Conference Proceeding

Evaluation of Spiritual Needs of Newly Diagnosed Patients with Advanced Breast Cancer at Mansoura University, Egypt

Prof. Dr. Karima Elshamy,
Mansoura University, Egypt

Despite the evidence supporting spiritual care in nursing and an increased quality of life among patients, patients feel that their spiritual needs are not being supported by medical professionals.

Prof. Dr. Karima Elshamy has a doctorate degree in nursing science from Cairo University, Egypt (DNSc). She is A. Prof. of Medical Surgical Nursing, Faculty of Nursing, Mansoura University, Egypt. She is AORTIC Vice President of North Africa. Prof. Karima is Vice President of International Federation of African Women for North Africa and chair of health committee. Prof. Karima is a member of Egypt Scholars Association Council.
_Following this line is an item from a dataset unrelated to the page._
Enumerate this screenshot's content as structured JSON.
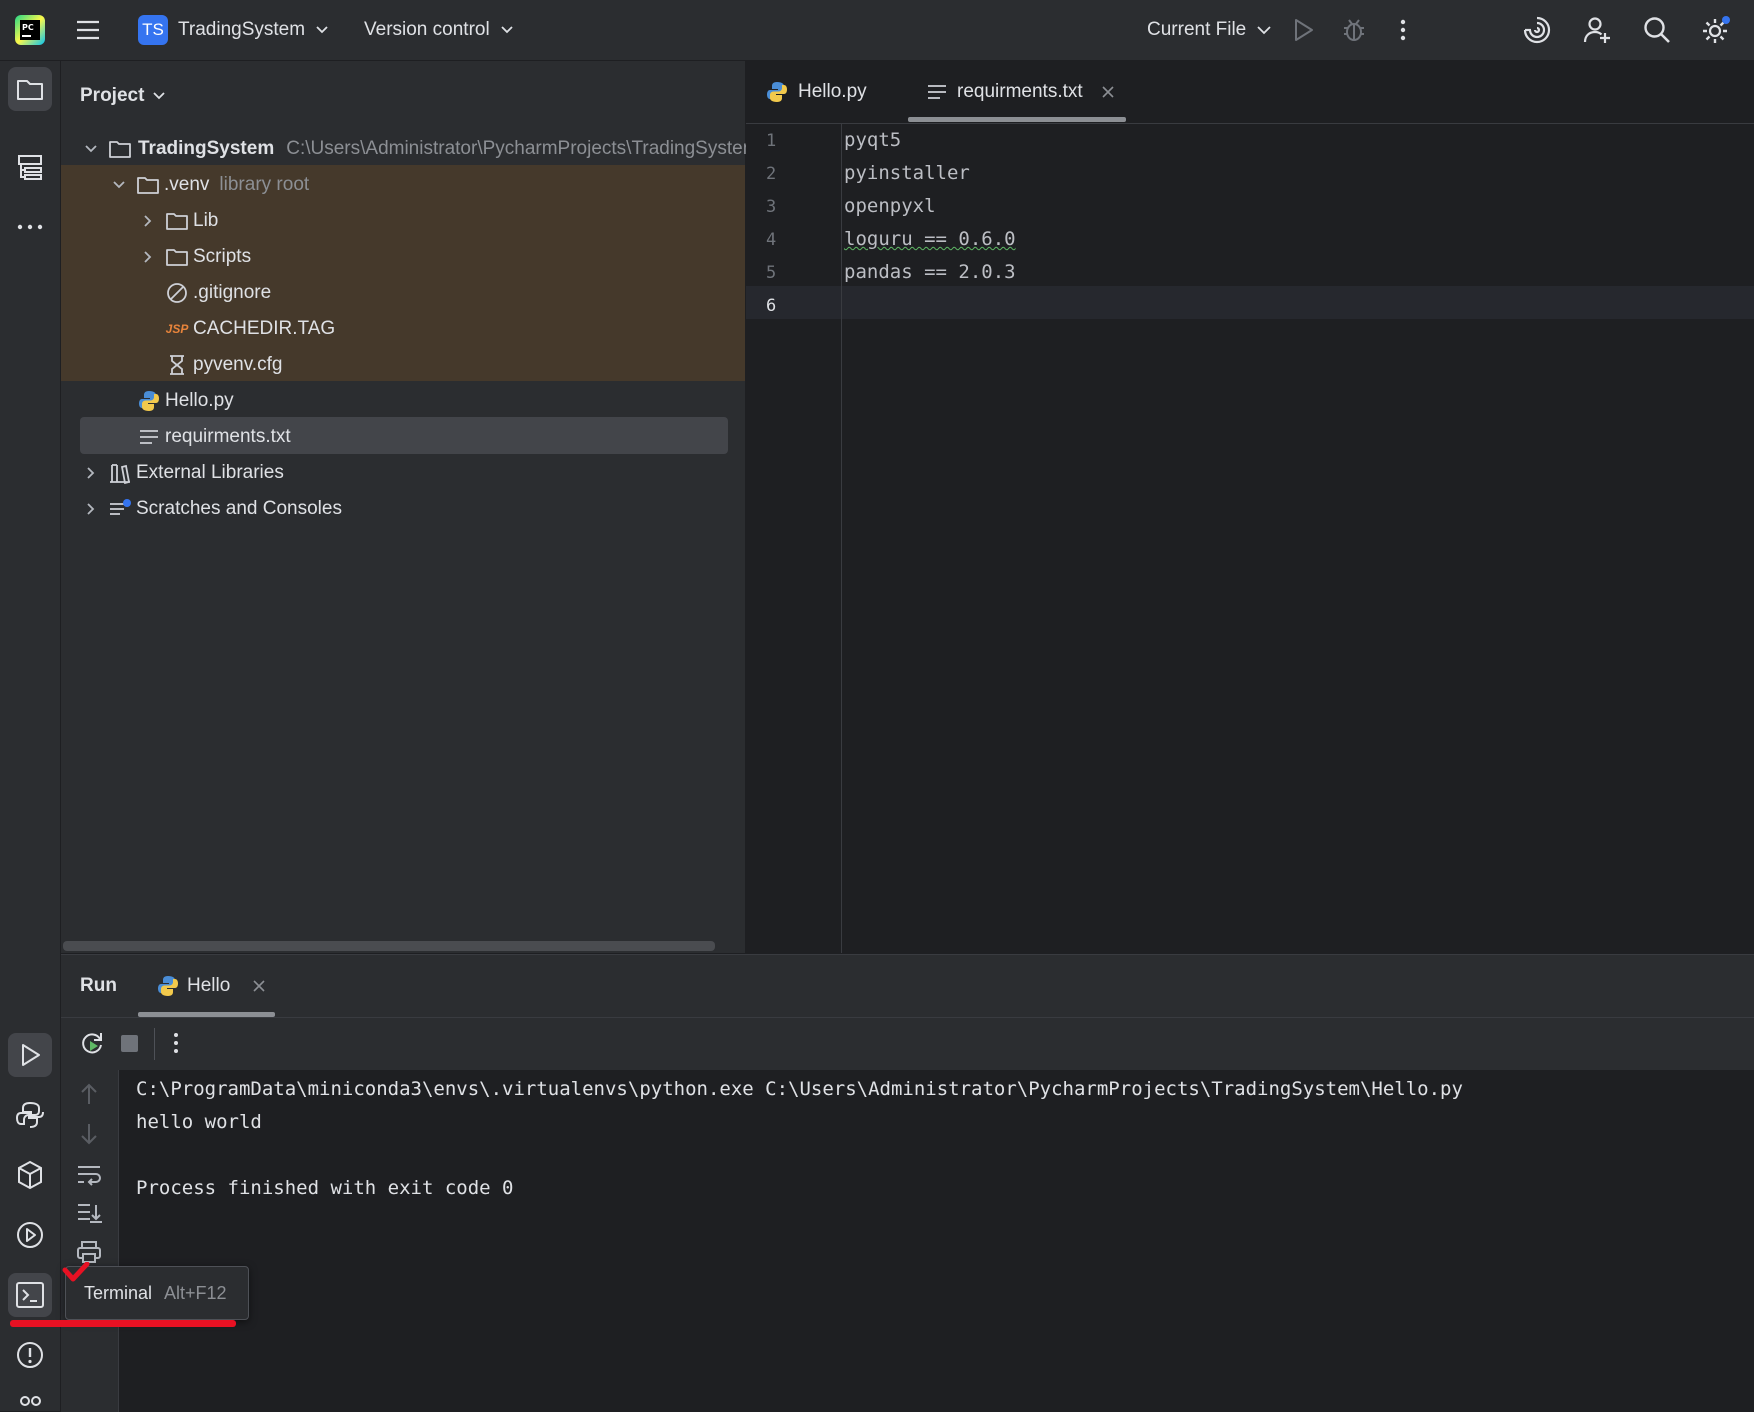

Introduction: Despite the evidence supporting spiritual care in nursing and an increased quality of life among patients, patients feel that their spiritual needs are not being supported by medical professionals. Spiritual needs play an important role in palliative care as both a clinical dimension and a therapeutic strategy. However, recent studies have shown that the management of this dimension still remains a challenge at the clinical level of palliative care.
Aim of the study: The aim of this study was to evaluate the spiritual needs of patients newly diagnosed with advanced breast cancer at outpatient clinic of Oncology Center –Mansoura University, Egypt.
Methods: this exploratory study was conducted during six months from March to August 2015. The study included 62 adult female patients who were selected based on certain criteria. Data were collected using an interview and a self- administered questionnaire that was developed based on recent literature review; tool was validated and a pilot study was also conducted. Data were computerized using SPSS 15.0 and analyzed using a five-point Lickert scale.
Results: The most important spiritual needs were identified by patients was the need for religious expression, followed by the need for continuity and an afterlife. The least important spiritual needs were identified by patients were to get rid of obsessions; to achieve freedom from blame and the need for reconciliation and to feel forgiven by others.
Conclusions & Recommendations: Our study concluded that there are several needs related to the religious sphere that were highly valued by the patients. These results suggest that patients receiving palliative care wish to live for the present with as much normality as possible. The study underlines the importance of considering spiritual aspects of treatment, especially at the present moment.

Published: 11 May 2017